Records ->
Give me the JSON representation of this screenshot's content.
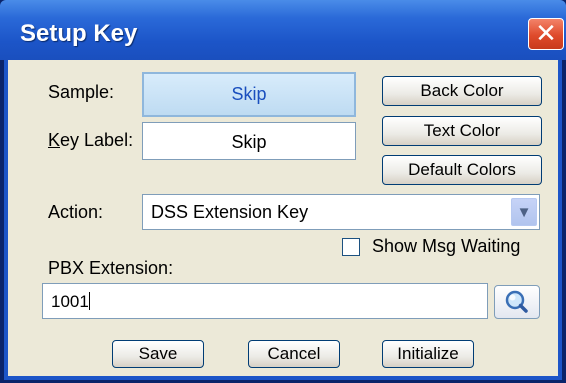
{
  "window": {
    "title": "Setup Key",
    "close_glyph": "✕"
  },
  "form": {
    "sample_label": "Sample:",
    "sample_value": "Skip",
    "key_label_prefix": "K",
    "key_label_rest": "ey Label:",
    "key_label_value": "Skip",
    "action_label": "Action:",
    "action_value": "DSS Extension Key",
    "action_arrow": "▼",
    "show_msg_waiting_label": "Show Msg Waiting",
    "show_msg_waiting_checked": false,
    "pbx_label": "PBX Extension:",
    "pbx_value": "1001"
  },
  "buttons": {
    "back_color": "Back Color",
    "text_color": "Text Color",
    "default_colors": "Default Colors",
    "save": "Save",
    "cancel": "Cancel",
    "initialize": "Initialize"
  },
  "icons": {
    "close": "close-icon",
    "dropdown": "chevron-down-icon",
    "search": "magnifier-icon"
  },
  "colors": {
    "titlebar": "#1c55c8",
    "dialog_bg": "#ece9d8",
    "sample_text": "#1a4fbe",
    "close_button": "#df4a2b"
  }
}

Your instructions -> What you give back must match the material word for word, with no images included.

Output of the exercise ->
Give me the JSON representation of this screenshot's content.
{
  "window": {
    "title": "Setup Key",
    "close_glyph": "✕"
  },
  "form": {
    "sample_label": "Sample:",
    "sample_value": "Skip",
    "key_label_prefix": "K",
    "key_label_rest": "ey Label:",
    "key_label_value": "Skip",
    "action_label": "Action:",
    "action_value": "DSS Extension Key",
    "action_arrow": "▼",
    "show_msg_waiting_label": "Show Msg Waiting",
    "show_msg_waiting_checked": false,
    "pbx_label": "PBX Extension:",
    "pbx_value": "1001"
  },
  "buttons": {
    "back_color": "Back Color",
    "text_color": "Text Color",
    "default_colors": "Default Colors",
    "save": "Save",
    "cancel": "Cancel",
    "initialize": "Initialize"
  },
  "icons": {
    "close": "close-icon",
    "dropdown": "chevron-down-icon",
    "search": "magnifier-icon"
  },
  "colors": {
    "titlebar": "#1c55c8",
    "dialog_bg": "#ece9d8",
    "sample_text": "#1a4fbe",
    "close_button": "#df4a2b"
  }
}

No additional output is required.